In a design patent infringement case, 35 U.S.C. §289 authorizes the award of total profit from the article of manufacture bearing the patented design
Kumiko Ide | May 27, 2015
Apple Inc. v. Samsung Electronics Co., Ltd. et al.
May 18, 2015
Before: Prost, O’Malley and Chen. Opinion by Prost.
The CAFC affirmed the jury’s verdict on the design patent infringements and the validity of utility patent claims, and the damages awarded for these infringements appealed by Samsung. However, CAFC reversed the jury’s findings that the asserted trade dresses are protectable. Regarding the design patent infringement issue, Samsung proposed that functional aspects of the design patents should be “ignored” in their entirety in a design patent infringement analysis, the CAFC disagreed. Moreover, the CAFC found that the district court did not err by allowing jury to award damages based on Samsung’s entire profits on its infringing smartphones.
サムスン社は、控訴審において、意匠特許の機能的部分は意匠特許侵害の分析において無視されるべきであると主張した。CAFCは、機能的部分の装飾的な特徴は意匠特許によりカバーされるため、意匠特許侵害の分析において機能的部分を無視すべきというサムスン社の主張には同意しなかった。また、サムスン社は、意匠特許侵害の損害賠償は、侵害商品の全体としての利益（entire profit）に基づいて計算されるべきでないと主張したものの、特許法第289条は、意匠特許侵害の損害賠償を侵害商品の全体としての利益（entire profit）に基づいて計算することを可能としているため、CAFCはこの主張にも同意しなかった。
This is an appeal from a final judgment of the U.S. District court for the Northern District of California in favor of Apple. Samsung appealed the determination of the district court with regards to trade dress, design patent, and utility patent infringement, and the damage awards for each.
This case discussion focuses on the CAFC’s opinion on the design patent infringement.
Regarding the appeal on design patent infringement, Samsung raised the following issues in the context of the jury instructions and the sufficiency of evidence: functionality, actual deception, and comparison to prior art.

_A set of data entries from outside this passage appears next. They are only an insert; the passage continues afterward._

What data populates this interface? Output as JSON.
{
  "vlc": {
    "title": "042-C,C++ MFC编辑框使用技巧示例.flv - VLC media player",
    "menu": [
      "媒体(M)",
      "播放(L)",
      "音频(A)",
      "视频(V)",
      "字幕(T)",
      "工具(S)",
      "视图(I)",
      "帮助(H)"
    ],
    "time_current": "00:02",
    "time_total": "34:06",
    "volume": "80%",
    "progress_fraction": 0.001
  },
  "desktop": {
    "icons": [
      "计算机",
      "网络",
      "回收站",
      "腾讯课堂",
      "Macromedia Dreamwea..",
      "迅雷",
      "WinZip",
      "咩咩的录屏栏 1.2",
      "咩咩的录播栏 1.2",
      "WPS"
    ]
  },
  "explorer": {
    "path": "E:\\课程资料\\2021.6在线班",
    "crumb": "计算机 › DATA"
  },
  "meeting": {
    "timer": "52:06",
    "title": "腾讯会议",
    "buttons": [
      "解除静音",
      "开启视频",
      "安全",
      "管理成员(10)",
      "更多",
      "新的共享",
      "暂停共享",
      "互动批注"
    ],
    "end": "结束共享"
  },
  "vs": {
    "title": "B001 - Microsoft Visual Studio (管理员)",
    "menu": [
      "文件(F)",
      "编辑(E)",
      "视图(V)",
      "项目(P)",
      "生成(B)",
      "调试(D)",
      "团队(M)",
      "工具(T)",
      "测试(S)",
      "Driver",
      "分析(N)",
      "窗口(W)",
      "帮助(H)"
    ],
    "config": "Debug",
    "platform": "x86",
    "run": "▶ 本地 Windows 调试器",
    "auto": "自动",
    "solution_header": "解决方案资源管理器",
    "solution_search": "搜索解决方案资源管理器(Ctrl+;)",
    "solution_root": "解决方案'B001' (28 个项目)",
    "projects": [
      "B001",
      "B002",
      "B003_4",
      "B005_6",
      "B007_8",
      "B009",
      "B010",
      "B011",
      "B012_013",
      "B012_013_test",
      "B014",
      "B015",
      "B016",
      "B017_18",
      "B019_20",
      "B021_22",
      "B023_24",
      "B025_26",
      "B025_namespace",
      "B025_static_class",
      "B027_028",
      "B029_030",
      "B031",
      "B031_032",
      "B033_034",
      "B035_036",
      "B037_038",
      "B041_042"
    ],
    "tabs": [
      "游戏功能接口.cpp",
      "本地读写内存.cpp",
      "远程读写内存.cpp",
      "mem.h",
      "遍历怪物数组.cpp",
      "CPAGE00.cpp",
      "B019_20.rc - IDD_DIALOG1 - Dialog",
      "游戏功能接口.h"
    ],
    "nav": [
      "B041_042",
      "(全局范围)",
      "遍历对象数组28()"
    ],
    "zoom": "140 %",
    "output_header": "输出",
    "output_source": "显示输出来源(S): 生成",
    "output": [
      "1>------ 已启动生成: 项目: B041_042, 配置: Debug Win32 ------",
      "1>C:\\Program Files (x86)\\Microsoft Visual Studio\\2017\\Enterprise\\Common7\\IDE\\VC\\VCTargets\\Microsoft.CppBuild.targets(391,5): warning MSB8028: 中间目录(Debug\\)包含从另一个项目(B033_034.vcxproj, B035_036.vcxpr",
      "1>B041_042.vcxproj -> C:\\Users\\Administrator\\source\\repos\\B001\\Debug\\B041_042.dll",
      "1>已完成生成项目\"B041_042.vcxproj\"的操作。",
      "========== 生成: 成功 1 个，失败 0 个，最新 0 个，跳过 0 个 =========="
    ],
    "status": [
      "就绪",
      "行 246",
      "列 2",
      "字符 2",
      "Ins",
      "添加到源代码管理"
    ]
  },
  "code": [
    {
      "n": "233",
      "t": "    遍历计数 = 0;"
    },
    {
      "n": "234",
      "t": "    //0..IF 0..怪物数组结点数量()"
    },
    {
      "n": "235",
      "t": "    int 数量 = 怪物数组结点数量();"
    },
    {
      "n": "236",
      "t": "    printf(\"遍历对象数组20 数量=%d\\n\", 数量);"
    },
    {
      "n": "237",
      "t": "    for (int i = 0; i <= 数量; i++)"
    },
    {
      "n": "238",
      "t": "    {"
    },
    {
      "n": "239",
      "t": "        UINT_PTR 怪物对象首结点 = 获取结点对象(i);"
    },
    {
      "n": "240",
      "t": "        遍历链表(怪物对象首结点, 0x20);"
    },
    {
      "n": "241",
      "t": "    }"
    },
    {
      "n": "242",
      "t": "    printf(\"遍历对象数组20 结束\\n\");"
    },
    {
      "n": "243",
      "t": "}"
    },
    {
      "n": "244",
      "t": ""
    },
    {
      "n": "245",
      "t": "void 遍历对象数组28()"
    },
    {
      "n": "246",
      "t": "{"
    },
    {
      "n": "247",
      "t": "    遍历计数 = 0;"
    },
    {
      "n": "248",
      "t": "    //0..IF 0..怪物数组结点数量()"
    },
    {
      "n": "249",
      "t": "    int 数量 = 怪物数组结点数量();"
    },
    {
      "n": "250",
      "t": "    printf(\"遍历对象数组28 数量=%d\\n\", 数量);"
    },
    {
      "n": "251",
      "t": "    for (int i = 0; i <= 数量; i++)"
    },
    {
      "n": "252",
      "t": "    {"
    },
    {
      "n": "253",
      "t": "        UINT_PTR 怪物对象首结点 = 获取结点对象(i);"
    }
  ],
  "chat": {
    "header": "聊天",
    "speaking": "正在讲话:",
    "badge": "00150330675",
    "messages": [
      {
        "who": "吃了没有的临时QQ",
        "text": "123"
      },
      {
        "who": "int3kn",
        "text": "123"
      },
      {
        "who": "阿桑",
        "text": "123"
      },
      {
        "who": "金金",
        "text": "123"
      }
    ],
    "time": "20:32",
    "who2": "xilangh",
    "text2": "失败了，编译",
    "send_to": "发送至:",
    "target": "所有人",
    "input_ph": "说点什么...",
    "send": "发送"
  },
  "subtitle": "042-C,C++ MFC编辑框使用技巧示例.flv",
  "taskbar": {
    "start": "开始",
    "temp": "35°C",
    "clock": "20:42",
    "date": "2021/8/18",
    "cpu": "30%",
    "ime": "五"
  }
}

Samsung also argued that the damages should not have been awarded based on Samsung’s entire profits on its infringing products.
Samsung argued that the district court erred in failing to exclude the functional aspects of the design patents, contending the district court should have excluded elements that are “dictated by their functional purpose” or cover the “structural aspects of the article.” Samsung argued that such elements should be “ignored” in their entirety in a design patent infringement analysis. The CAFC disagreed, finding that no case law supports Samsung’s proposed rule of eliminating functional or structural aspects from the claim scope of a design patent in an infringement analysis.
Samsung argued in the alternative that the jury should have been instructed to compare the Samsung smartphones to the “overall ornamental appearance” of a patented design, instead of simply the “overall appearance” as instructed by the district court. The CAFC disagreed, and found the jury instructions already limited the scope of the asserted design patents to the ornamental design shown in the patent figures.
2. Actual Deception and Role of Prior Art
Samsung also argued that the infringement instruction was erroneous for stating that actual deception was not required, and for providing guidelines in considering prior art. The CAFC disagreed. With regards to the actual deception issue, the CAFC found that the jury instruction merely clarified that actual deception was not required, which is an accurate reflection of the analysis in Gorham. Gorham Co. v. White, 81 U.S. 511 (1872). The jury instruction also expressly required that each juror “must” consider the prior art admitted at trial, and thus, the CAFC found the jury instructions fairly and correctly covered the substance of the applicable law.
3. Supporting Evidence
The CAFC also found Samsung’s argument that the infringement verdict was not supported by substantial evidence unpersuasive, holding that the jury could have reasonably relied on the evidence in the record to reach its infringement verdict.
Finally, with regards to damages for the design patent infringement, Samsung argued that the district court erred by allowing jury to award damages based on Samsung’s entire profits on its infringing smartphones. Samsung argued that the damages should have been limited to the profit attributable to the infringement. Samsung also contended that Apple failed to establish that Samsung sales or profits were caused by infringement of Apple’s design patents, and also that consumers chose Samsung products based on other factors. The CAFC, however, rejected these “causation” arguments, stating that this line of argument is the same as the “apportionment” requirement that Congress rejected. The provisions in the Act of 1887 on design patent infringement damages, codified in Section 289 of Title 35 recites, an infringer “shall be liable to the owner to the extent of [the infringer’s] total profit.” 35 U.S.C. §289. Therefore, Section 289 explicitly authorizes the award of total profit from the article of manufacture bearing the patented design. For the foregoing reasons, the CAFC found that there was no legal error in the jury instruction on the design patent damages, and affirmed the damages awarded for design patent infringements.
- Functional and structural aspects are not to be “ignored” in their entirety from the claim scope in a design patent infringement analysis.
- Under 35 U.S.C. §289, damage awards can be based on the total profit from the sales of a product embodying the patented design.